How to Be a Successful Pinoy Start-up

You don’t have to be an employee forever. Start with an innovative idea and then build from there. These five start-up companies prove that you can start small and make it big. Their secrets to success? Click to find out.

by Redi Mendoza, 21 June 2017

Do you want to be your own boss but don’t have the capital to start? Do you have a big idea but don’t know how to sell it? These five innovative Filipino startups are bound to inspire you. Read on to find out how they made a mark in this very competitive environment, so that one day, you can, too.

Lesson No. 1: Think Global

Even if there are many hurdles in the local e-commerce industry, like low credit card adoption among Filipinos, Galleon ( has managed to position itself as an online shopping destination. It distinguished itself by offering products that are not available in the local market. By getting products from suppliers from different parts of the globe, they were able to cater to the changing tastes of the Filipino consumer. Bottom line: If you find a need in the local market, don’t be limited by local suppliers to fulfill that need.

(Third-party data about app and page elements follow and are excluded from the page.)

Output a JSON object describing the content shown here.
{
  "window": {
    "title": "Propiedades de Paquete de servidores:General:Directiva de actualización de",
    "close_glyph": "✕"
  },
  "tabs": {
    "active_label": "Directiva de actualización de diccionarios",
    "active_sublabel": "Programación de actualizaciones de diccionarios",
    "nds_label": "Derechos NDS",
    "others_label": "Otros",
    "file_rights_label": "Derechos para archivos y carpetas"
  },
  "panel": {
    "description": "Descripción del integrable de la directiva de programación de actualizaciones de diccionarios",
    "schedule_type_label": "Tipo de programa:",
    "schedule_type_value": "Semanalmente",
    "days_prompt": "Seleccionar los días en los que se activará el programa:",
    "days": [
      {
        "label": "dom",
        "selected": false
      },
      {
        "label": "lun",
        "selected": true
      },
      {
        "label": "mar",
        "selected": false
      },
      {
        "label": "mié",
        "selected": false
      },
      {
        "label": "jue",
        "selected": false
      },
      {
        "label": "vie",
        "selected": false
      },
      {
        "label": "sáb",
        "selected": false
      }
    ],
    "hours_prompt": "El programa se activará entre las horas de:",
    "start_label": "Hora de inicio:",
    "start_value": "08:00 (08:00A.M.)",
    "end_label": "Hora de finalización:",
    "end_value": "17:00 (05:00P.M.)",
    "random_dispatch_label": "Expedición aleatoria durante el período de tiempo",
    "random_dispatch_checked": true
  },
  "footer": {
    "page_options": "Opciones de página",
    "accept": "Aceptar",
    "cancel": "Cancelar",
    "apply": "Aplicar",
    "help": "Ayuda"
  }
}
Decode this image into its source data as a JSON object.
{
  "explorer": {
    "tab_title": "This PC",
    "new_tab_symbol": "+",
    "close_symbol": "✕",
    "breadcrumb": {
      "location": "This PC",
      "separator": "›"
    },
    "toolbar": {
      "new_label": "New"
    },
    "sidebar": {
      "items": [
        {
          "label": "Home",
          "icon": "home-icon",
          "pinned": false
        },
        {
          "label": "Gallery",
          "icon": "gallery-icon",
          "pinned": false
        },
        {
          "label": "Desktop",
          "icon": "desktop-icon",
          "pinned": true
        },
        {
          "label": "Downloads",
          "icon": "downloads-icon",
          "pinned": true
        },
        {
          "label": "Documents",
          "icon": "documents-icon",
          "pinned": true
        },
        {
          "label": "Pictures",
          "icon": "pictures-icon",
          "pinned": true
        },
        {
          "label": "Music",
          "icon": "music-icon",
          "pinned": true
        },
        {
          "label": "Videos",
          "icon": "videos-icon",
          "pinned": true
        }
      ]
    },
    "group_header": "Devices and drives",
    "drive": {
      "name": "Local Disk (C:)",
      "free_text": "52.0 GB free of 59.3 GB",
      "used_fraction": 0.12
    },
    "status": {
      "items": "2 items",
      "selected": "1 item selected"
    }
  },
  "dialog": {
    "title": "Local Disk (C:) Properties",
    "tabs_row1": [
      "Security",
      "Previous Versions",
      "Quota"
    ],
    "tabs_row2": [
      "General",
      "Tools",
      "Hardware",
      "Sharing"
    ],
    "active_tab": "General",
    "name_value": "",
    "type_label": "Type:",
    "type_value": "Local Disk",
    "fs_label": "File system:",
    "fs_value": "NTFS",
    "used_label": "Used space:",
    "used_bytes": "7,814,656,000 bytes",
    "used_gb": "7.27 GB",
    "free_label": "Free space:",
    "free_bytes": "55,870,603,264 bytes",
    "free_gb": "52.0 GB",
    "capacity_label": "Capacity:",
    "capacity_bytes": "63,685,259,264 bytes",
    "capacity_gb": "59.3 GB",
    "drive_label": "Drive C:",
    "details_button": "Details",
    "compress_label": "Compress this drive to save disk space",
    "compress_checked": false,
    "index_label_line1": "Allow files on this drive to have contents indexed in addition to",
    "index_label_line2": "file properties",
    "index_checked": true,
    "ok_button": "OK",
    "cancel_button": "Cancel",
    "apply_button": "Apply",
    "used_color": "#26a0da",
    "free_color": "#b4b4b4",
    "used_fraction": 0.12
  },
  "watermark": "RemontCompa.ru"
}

Lesson No. 2: Look to Consumers to Fund Good Ideas

There’s no need to chase business moguls to get the funding you need. If you have an excellent idea, you can sell it directly to your future customers to make that business idea a reality. These days, crowdfunding is the way to go. Tactile ( is the first Filipino company to get successfully funded in the popular crowdfunding site, Indiegogo. They were able to raise 109 percent of their target funding for their project, IQube. IQube is an electronic learning toy where you combine cubes with different functions to learn the basics of electronics. Tactile created a campaign around this product that targeted global consumers instead of just engaging potential investors in the Philippines.

Lesson No. 3: Do It Like a Rockstar

ORitmo Learning Lab ( is a technology startup focused on early child development. They published the Joomajam sing-along mobile app where children can learn about colors, reading, and numbers by singing along to kid-friendly music videos. What sets Joomajam apart from other educational applications is that the songs they produced were performed by popular OPM artists like The Dawn, Barbie Almalbis, and Jolina Magdangal. They were able to get users to download their application by using familiar personalities who are admired by the parents, who in turn, wanted to share their love of music with their kids. Like Ritmo, you, too, could find the unique feature of your product that would become its edge over other similar offerings in the market.

Lesson No. 4: Follow the Crowd

The Philippines has one of the highest usage of social media in terms of time spent per day. Rappler ( was able to build their brand by delivering news that appealed to those on social media. By providing shareable content that is relevant to netizens, Rappler now has 3.3 million followers and has expanded its reach to Indonesia. They have also incorporated some features like the mood meter where readers can provide their reactions to the story they just read. This means of getting user feedback helps Rappler improve their editorial content.

Lesson No. 5: Don’t Be Scared to Start from Zero

Internet start-up Xurpas ( was able to raise six billion pesos when they went public in 2014. The three founders of the technology solutions company became billionaires overnight. But Xurpas wasn’t built by business veterans. They were created by the trio when they were still in their 20s. They started operations in a garage with just PhP62,500 as starting capital. After the IPO, the group focused on expanding the business. So far, they’ve bought out other companies worth hundreds of millions of pesos in order to support their expansion plans.